Delaware teacher evaluation plan in place for new school year
Delaware’s Department of Education has finalized how teachers and professional staff across the state will be evaluated in the coming school year. This past school year Component 5 was only considered when it raised the rating of a teacher in DCAS-tested grades and subjects to “highly effective,” making them eligible for incentive programs, including bonuses. In the upcoming 2012-2013 school year DCAS math and reading scores will account for 50 percent of Component 5 for only those teachers who teach those subjects.
Las Vegas Review Journal
Nevada superintendent outlines goals for public schools
Nevada’s new Superintendent James Guthrie has revealed five changes in store for the nation’s bottom-ranked educational system. The plan includes: tracking students’ college and career readiness; ensuring reading proficiency in the early grades; rewarding top-performing teachers; blending computer courses with traditional teaching; and leveling the financial playing field for charter schools.
Minneapolis Star Tribune
Retakes may explain Minnesota math gains
Minnesota elementary and middle school students saw big gains on the state math test this year, but some educators say those improvements might be because students could take the test multiple times.
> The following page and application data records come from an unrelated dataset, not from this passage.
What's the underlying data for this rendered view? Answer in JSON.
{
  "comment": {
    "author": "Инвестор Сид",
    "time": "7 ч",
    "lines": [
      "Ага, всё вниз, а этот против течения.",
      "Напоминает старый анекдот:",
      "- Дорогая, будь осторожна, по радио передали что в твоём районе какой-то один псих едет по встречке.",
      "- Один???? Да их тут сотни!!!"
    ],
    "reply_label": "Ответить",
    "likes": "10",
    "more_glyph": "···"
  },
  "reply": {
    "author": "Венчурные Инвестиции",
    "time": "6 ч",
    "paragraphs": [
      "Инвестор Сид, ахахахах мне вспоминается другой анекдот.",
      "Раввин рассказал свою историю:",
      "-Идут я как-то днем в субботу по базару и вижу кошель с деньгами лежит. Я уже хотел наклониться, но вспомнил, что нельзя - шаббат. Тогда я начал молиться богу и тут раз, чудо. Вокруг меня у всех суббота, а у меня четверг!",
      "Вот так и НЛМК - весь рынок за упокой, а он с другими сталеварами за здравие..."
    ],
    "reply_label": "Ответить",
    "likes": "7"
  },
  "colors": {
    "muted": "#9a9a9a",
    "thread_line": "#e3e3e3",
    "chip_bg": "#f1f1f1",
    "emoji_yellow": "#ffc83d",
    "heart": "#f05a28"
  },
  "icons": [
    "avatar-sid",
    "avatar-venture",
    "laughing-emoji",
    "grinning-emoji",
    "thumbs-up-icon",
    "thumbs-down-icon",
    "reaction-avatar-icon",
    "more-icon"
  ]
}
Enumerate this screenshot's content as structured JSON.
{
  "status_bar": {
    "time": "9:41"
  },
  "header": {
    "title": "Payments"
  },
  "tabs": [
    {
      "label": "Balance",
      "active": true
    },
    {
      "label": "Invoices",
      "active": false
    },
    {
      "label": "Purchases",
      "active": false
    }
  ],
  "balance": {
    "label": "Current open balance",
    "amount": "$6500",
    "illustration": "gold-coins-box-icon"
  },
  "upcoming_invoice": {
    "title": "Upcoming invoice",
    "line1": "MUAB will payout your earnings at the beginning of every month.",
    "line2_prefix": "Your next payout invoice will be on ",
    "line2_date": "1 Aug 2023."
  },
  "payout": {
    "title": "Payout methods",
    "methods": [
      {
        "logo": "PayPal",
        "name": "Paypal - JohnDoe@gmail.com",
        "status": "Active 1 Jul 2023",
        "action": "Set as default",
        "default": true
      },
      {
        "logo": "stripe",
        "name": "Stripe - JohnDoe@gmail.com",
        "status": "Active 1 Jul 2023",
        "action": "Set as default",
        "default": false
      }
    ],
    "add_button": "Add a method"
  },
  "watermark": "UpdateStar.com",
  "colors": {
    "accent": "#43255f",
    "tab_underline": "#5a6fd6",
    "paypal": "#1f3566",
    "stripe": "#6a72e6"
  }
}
The state allowed retakes because it was the first time the exam was offered online. Proficiency in math increased from 56% last year to 62% this year, according to new test result data.
Education cuts favored by Americans include teacher salary freezes, administration cuts, survey says
As districts suffer from increasing costs and not enough cash, only 11% of Americans are willing to pay more in taxes to fund schools, according to a new survey. Seventy-seven percent said they expect the financial woes to last beyond the current crisis, and many would opt for reducing or freezing teacher pay to plug budget holes.
Wall Street Journal
Michigan city outsources all of its schools
Highland Park School District, one of the state’s lowest-performing academically, says it will turn over its three schools and nearly 1,000 students to a private, for-profit charter school company—the second district in Michigan to take such a drastic step to avert financial collapse. The abrupt news last week sparked concern—and in some cases, relief— from parents and other residents who packed a Wednesday night meeting in the faded industrial city, which is nearly surrounded by Detroit.